Merle Eberly, a gifted athlete from little Clarinda, Iowa, developed a deep love for the game of baseball when he was just a kid – and that love and respect for the game burned in the man’s heart right up until the moment he died. So have a lot of us, you say? Well, consider this: Merle spent as much time playing and coaching the game of baseball for the Clarinda A’s (four decades) as he did working the job that put food on the table (small-town newspaperman) for him, his wife, and their six children. And there is little doubt that coaching baseball was the position Merle considered to be his real life’s work.
For good reason, Merle was a man who believed in second chances. If not for the coaches who saw enough in him to challenge him to use sports to turn his own lazy approach to life around, Merle’s life would have turned out much differently than it did. Sports saved Merle from himself and showed him what he was capable of achieving, even in a small town whose five thousand citizens sometimes feel as if they live two hours from just about everything. What the town did have was a baseball team, a team that everyone in town was proud to call its own.
Merle, a natural catcher because of his size, was an essential part of that team, as player and coach, for over forty years, and he used the team countless times to pay forward the favor done to him by those high school coaches so many years earlier. Before it was over, Merle and the Clarinda A’s were synonymous – and today a bronze bust of Merle Eberly is prominently displayed at the team’s ballpark, a ballpark that sits snugly between corn fields, auction barns, and hog yards just as it always has.

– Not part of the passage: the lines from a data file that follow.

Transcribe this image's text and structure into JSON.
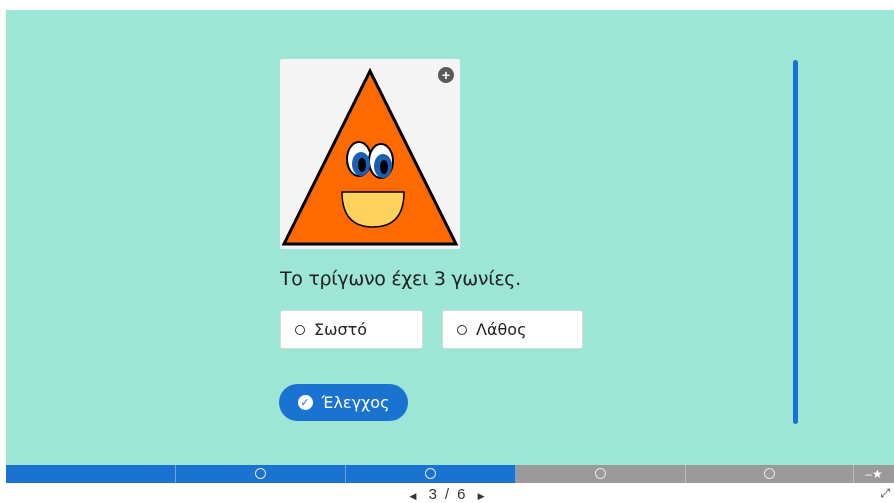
{
  "question": {
    "text": "Το τρίγωνο έχει 3 γωνίες."
  },
  "options": [
    {
      "label": "Σωστό"
    },
    {
      "label": "Λάθος"
    }
  ],
  "check_button": {
    "label": "Έλεγχος",
    "icon": "check-circle-icon"
  },
  "image": {
    "zoom_icon": "plus-circle-icon"
  },
  "pager": {
    "current": "3",
    "separator": "/",
    "total": "6"
  },
  "colors": {
    "stage": "#9de5d4",
    "accent": "#1a73d0",
    "progress_inactive": "#9a9a9a",
    "triangle": "#ff6a00",
    "mouth": "#ffd25e"
  }
}
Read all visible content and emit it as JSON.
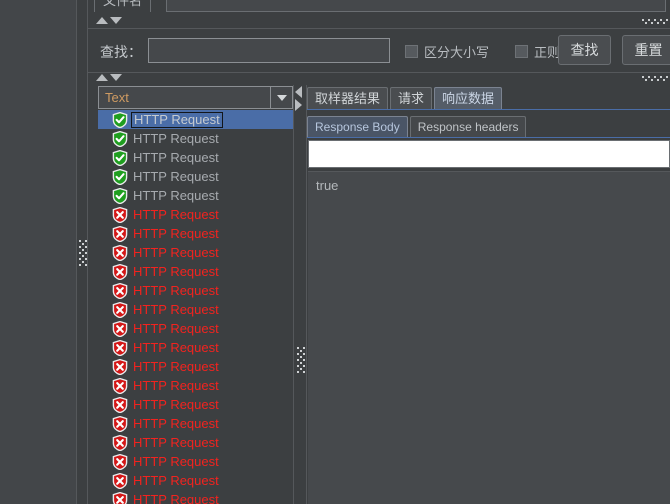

An immediate goal of Merle’s when he became a player/manager for the A’s was to bring his team to national prominence by successfully playing against such a high level of competition that the A’s could not be ignored. He succeeded in that goal to such a degree that college coaches from around the country soon felt comfortable sending Merle “projects” of their own during the summer months that the college programs shut down for the season. These “projects” were players either on the verge of breakthrough to a higher level or those who needed to be tested against better competition once and for all to determine what could be expected of them by their coaches.
Merle ran a tight ship. He expected a lot from his players, a complete dedication to the game while he coached them in Clarinda, and players unable or unwilling to live up to Merle’s standards were sent packing. The second chance they got from Merle to turn their careers around was usually the only second chance he gave his players – misbehavior in a town as small as Clarinda is impossible to hide, especially since every player on the team lives with a host family for the summer. Drugs, drinking, and all-night partying were firing offenses.
So how good was Merle’s program? Without the Clarinda A’s, baseball may have given up on Hall-of-Famer Ozzie Smith before he had a chance to show what he could do despite his small size. And Ozzie was not Merle’s only major league success story. Other major leaguers who played for Merle include: Buddy Black, Von Hayes, Jose Alvarez, Scott Brosius, Andy Benes, Cal Edred, Chuck Knoblauch, Brady Clark, and Andrew Cashner.
Many of Merle’s players became lifelong friends to Merle and his wife Pat. Over the years they helped support the program with financial help and the kind of moral support that money can’t buy, and when Merle died in 2011 many of them were among the 600 people who attended his funeral.
The Baseball Whisperer is much more than just another baseball book; it is a book about life – an example of how to make the most of life while at the same time giving back to the community that made it all possible. Merle Eberly was a remarkable man, and baseball was lucky to have him for as long as it did. We all were.